Student loans on default occur when borrowers fail to make payments on their student loans according to the agreed schedule. This can happen for various reasons, such as financial difficulties, unemployment, or other unforeseen circumstances. When a loan is in default, it can have serious consequences for the borrower, affecting their credit score, ability to secure loans in the future, and even leading to legal action.
Student Loans on Default: Explained
Student loans on default refer to the situation where borrowers are unable to make the required payments on their student loans. This can happen when borrowers consistently miss payments or fail to communicate with their loan servicers. Once a loan goes into default, it is usually transferred to a collections agency, which will take further action to recover the outstanding amount.
What are the consequences of defaulting on student loans?
Defaulting on student loans can have severe consequences for borrowers. These can include:
- Negative impact on credit score: Defaulted loans are reported to credit bureaus, leading to a significant drop in the borrower’s credit score.
- Garnishment of wages: The government may garnish the borrower’s wages to recover the unpaid balance.
- Legal action: Lenders can take legal action against borrowers to collect the unpaid debt, potentially resulting in wage garnishment, property liens, or bank account seizures.
- Ineligibility for future financial aid: Defaulted borrowers may become ineligible for future financial aid, making it harder to pursue further education.
How to Prevent Default on Student Loans?
Preventing default on student loans is crucial to avoid the negative consequences. Here are some tips to help borrowers in this situation:
- Stay in contact with loan servicers: If borrowers are unable to make their payments, it’s important to communicate with the loan servicers to discuss possible solutions, such as deferment or income-driven repayment plans.
- Create a budget: Managing finances effectively and creating a budget can help ensure that loan payments are prioritized and made on time.
- Explore loan forgiveness options: Some borrowers may be eligible for loan forgiveness programs, such as Public Service Loan Forgiveness or Teacher Loan Forgiveness.

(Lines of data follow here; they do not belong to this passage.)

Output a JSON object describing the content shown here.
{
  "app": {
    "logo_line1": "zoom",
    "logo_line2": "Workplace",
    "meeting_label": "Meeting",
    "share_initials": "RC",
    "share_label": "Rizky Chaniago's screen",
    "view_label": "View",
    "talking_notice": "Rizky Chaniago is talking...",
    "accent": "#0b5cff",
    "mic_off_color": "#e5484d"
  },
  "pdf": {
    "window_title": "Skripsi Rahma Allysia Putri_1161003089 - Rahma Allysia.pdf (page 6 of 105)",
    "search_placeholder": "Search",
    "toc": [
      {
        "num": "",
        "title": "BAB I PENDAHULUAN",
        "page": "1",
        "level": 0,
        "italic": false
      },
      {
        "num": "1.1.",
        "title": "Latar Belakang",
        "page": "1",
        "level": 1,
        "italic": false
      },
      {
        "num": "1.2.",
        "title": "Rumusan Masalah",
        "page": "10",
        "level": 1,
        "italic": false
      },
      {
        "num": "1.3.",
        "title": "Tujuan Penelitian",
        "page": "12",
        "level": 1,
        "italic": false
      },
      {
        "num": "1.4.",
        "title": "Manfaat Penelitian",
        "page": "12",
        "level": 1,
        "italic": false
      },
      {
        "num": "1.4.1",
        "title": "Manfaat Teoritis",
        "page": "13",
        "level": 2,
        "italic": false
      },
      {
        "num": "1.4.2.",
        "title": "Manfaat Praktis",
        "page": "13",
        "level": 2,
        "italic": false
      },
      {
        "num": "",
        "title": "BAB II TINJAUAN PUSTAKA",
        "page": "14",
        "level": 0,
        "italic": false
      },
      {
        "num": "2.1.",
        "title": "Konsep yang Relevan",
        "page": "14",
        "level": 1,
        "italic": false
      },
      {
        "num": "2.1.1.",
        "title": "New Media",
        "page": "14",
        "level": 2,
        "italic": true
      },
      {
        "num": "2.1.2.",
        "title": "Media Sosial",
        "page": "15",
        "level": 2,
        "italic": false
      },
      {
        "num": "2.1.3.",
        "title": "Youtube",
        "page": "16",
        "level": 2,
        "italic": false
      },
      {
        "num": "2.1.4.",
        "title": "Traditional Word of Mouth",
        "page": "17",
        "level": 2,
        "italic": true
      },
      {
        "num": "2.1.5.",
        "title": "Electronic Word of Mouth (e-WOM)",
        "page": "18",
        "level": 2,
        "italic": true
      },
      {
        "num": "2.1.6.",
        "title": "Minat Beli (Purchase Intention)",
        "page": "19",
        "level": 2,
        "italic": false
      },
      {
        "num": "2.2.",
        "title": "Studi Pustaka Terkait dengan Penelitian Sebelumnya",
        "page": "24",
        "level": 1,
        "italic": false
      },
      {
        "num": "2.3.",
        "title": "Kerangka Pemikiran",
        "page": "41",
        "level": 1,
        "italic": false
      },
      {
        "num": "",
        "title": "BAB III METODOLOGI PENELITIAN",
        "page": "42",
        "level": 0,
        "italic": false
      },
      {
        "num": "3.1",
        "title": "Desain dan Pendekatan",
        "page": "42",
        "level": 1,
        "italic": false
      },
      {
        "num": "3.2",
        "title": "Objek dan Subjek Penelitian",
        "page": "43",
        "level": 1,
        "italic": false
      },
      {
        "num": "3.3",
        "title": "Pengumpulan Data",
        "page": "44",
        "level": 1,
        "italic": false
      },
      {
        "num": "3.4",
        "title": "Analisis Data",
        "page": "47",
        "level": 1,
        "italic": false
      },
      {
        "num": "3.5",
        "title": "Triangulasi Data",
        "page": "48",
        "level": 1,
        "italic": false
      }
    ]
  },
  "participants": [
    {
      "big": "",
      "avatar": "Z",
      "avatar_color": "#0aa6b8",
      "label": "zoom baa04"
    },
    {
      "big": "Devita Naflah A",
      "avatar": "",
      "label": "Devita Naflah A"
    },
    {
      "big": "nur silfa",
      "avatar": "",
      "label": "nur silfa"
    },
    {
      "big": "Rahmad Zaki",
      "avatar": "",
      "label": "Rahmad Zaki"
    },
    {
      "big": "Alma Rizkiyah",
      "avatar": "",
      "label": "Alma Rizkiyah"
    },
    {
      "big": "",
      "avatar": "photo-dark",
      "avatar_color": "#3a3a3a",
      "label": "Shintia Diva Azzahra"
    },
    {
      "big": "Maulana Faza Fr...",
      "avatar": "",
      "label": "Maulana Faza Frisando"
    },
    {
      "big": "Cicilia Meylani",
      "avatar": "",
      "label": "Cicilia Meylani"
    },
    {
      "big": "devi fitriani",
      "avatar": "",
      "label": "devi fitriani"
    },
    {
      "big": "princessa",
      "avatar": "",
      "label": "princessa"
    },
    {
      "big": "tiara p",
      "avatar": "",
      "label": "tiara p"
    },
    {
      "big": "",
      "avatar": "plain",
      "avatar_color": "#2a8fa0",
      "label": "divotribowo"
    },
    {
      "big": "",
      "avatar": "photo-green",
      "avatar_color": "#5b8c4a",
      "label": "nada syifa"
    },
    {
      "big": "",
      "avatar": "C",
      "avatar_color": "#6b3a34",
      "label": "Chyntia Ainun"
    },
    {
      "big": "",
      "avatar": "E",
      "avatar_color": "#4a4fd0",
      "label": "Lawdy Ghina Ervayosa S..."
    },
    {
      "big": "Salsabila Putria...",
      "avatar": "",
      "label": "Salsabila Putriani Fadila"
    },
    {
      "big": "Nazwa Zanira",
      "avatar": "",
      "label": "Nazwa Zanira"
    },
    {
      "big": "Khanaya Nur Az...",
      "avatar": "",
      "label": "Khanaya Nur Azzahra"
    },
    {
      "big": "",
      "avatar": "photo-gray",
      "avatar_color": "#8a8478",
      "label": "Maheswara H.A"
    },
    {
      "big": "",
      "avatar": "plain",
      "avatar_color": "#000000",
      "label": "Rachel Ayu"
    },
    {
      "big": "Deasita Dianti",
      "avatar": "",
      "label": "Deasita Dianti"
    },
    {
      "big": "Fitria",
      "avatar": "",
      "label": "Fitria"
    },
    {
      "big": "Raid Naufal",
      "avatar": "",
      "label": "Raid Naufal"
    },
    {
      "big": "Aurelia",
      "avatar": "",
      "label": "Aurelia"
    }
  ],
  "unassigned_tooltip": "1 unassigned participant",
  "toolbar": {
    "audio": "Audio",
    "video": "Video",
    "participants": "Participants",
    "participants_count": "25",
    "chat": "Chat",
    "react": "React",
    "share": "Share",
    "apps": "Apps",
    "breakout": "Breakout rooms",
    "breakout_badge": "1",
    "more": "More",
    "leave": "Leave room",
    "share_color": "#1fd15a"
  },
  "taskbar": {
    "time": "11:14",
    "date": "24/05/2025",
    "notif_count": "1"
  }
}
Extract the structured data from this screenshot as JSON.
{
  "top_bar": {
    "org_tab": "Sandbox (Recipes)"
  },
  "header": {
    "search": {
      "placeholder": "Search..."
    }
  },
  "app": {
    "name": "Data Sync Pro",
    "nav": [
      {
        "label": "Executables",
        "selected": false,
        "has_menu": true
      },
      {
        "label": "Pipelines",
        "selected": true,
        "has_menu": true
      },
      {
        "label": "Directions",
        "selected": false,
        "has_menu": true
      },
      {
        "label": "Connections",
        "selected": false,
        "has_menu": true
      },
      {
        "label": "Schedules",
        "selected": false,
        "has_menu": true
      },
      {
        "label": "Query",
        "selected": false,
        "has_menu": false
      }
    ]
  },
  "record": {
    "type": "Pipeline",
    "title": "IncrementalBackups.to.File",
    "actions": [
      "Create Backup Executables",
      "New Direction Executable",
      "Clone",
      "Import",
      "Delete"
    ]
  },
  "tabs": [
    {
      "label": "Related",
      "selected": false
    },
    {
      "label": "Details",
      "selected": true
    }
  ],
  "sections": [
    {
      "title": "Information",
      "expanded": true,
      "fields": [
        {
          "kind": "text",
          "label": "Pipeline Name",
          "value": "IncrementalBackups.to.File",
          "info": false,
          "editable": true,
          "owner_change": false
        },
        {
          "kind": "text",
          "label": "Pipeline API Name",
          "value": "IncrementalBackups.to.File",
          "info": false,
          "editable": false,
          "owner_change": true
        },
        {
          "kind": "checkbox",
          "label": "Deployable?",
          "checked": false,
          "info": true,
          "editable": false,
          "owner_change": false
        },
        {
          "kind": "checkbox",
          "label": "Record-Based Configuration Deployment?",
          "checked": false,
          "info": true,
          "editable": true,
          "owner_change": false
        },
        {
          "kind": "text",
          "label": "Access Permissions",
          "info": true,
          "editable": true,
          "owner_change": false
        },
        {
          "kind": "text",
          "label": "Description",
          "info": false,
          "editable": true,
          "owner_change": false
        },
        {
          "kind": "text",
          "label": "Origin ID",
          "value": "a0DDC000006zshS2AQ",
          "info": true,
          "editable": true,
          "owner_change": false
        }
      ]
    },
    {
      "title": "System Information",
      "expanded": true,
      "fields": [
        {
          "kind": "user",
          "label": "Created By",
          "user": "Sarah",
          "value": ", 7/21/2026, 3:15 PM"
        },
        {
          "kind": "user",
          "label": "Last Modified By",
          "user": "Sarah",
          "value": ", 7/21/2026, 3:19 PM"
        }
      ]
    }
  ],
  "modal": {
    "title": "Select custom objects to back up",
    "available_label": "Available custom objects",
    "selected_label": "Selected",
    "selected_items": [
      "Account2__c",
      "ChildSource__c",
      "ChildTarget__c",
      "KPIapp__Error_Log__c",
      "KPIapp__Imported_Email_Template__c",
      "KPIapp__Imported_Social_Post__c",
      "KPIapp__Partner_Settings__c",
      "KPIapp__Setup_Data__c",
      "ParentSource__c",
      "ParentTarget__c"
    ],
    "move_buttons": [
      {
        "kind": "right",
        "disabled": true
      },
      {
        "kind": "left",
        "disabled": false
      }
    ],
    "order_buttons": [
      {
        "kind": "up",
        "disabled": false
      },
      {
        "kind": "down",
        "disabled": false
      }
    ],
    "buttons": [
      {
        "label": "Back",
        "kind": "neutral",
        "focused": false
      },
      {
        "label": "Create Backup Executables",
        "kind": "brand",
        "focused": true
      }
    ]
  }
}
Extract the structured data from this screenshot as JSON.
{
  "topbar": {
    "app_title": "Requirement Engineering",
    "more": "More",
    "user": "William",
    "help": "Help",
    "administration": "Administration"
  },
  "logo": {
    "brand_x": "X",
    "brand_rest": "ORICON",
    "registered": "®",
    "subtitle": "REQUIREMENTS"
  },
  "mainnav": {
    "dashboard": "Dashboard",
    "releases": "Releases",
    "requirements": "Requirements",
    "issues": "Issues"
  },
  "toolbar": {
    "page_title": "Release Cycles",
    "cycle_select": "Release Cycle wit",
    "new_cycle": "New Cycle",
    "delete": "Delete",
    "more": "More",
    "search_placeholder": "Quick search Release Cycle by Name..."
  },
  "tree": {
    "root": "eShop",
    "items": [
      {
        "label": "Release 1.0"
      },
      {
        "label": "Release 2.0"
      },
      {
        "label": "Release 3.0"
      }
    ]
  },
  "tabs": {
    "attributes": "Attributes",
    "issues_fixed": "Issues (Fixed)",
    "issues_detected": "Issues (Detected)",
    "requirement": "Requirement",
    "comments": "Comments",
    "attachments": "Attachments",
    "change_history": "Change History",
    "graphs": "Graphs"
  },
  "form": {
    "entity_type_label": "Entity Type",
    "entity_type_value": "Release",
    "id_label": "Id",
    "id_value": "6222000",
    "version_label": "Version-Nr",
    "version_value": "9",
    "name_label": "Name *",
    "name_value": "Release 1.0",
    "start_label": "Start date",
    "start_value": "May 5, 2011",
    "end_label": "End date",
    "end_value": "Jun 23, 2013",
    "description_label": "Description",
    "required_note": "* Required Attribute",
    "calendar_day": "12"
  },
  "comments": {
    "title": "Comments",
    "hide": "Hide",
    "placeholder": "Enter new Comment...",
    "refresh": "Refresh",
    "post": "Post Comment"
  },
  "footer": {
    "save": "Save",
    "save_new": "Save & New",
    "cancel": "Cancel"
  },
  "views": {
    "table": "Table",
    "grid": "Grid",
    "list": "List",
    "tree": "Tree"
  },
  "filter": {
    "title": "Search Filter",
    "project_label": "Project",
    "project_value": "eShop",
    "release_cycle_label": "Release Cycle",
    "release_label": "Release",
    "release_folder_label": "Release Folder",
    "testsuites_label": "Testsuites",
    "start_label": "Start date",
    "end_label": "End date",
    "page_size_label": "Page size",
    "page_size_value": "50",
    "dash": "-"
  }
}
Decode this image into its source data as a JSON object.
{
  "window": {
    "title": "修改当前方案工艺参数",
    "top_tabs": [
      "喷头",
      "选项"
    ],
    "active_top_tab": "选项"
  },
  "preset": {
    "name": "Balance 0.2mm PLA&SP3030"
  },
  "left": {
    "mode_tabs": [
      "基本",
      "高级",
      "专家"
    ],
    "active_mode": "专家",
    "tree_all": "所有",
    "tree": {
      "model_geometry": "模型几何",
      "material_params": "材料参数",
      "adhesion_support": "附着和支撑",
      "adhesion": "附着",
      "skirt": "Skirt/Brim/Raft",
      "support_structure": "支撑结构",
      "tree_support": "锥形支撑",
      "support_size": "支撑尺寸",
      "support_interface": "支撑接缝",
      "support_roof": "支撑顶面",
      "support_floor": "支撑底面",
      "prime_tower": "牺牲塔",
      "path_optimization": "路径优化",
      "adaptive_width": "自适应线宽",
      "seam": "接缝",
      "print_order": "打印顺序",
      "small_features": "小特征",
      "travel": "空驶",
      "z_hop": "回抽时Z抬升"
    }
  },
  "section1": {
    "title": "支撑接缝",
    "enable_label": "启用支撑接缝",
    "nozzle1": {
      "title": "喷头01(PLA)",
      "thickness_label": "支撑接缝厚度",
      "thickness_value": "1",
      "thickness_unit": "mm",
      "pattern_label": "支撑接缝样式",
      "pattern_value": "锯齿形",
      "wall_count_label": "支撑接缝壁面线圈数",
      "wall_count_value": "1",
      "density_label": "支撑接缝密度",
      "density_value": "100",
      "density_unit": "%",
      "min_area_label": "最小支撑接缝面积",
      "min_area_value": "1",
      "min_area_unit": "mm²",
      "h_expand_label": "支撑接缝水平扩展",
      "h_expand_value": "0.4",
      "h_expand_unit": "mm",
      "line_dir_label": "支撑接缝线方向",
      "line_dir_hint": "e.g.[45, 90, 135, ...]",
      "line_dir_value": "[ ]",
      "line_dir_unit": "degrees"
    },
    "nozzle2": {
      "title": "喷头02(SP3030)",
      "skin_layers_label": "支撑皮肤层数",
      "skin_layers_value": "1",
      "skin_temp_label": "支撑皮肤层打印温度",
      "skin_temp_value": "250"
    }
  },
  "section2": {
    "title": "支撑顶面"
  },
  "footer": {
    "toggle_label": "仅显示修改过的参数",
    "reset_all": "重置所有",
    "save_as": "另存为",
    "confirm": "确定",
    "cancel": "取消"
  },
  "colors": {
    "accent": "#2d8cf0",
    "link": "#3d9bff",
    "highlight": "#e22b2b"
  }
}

- Consider refinancing or consolidation: Refinancing or consolidating student loans can help borrowers lower their monthly payments or secure a lower interest rate.
- Seek financial counseling: Borrowers facing financial difficulties can seek guidance from financial counselors who specialize in student loan management.
Table: Student Loans on Default
|Negative impact on credit score||Defaulted loans lead to a significant drop in the borrower’s credit score, making it harder to secure future credit.|
|Garnishment of wages||The government may garnish the borrower’s wages to recover the unpaid balance, affecting their disposable income.|
|Legal action||Lenders can take legal action to collect the unpaid debt, potentially resulting in wage garnishment or property liens.|
|Ineligibility for future financial aid||Defaulted borrowers may become ineligible for future financial aid, limiting their options for further education.|
Frequently Asked Questions (FAQs)
1. What happens if I default on my student loans?
Defaulting on student loans can lead to a significant drop in your credit score, wage garnishment, legal action, and ineligibility for future financial aid.
2. Is student loan forgiveness available for defaulted loans?
While student loan forgiveness programs exist, they are generally not available for defaulted loans. However, borrowers may be able to rehabilitate their loans or explore other repayment options.
3. Can student loans be discharged in bankruptcy?
Discharging student loans in bankruptcy is difficult, but not impossible. Borrowers must prove an undue hardship to have their student loans discharged.
4. How long does a student loan stay in default?
A student loan typically stays in default until the borrower takes action to rehabilitate the loan or repay the outstanding balance.
5. What are some options for getting out of default on student loans?
Borrowers can explore options such as loan rehabilitation, consolidation, or repayment plans to get out of default on their student loans.
6. Will defaulting on my student loans affect my ability to get a mortgage?
Defaulting on student loans can negatively impact your credit score, which can make it more challenging to qualify for a mortgage. Lenders consider credit history when approving mortgage applications.
In conclusion, defaulting on student loans can have serious consequences, including a negative impact on credit scores, wage garnishment, legal action, and limited access to future financial aid. It is crucial for borrowers to stay in contact with loan servicers, create a budget, explore forgiveness options, consider refinancing or consolidation, and seek financial counseling if needed. Taking proactive measures can help prevent default and minimize the long-term effects of student loan default.
If you are struggling with your student loan payments, take action today and explore the options available to you. Don’t let defaulting on your student loans hinder your financial future. Remember, there are resources and programs designed to assist borrowers in difficult situations. Take control of your student loan debt and secure a brighter financial future.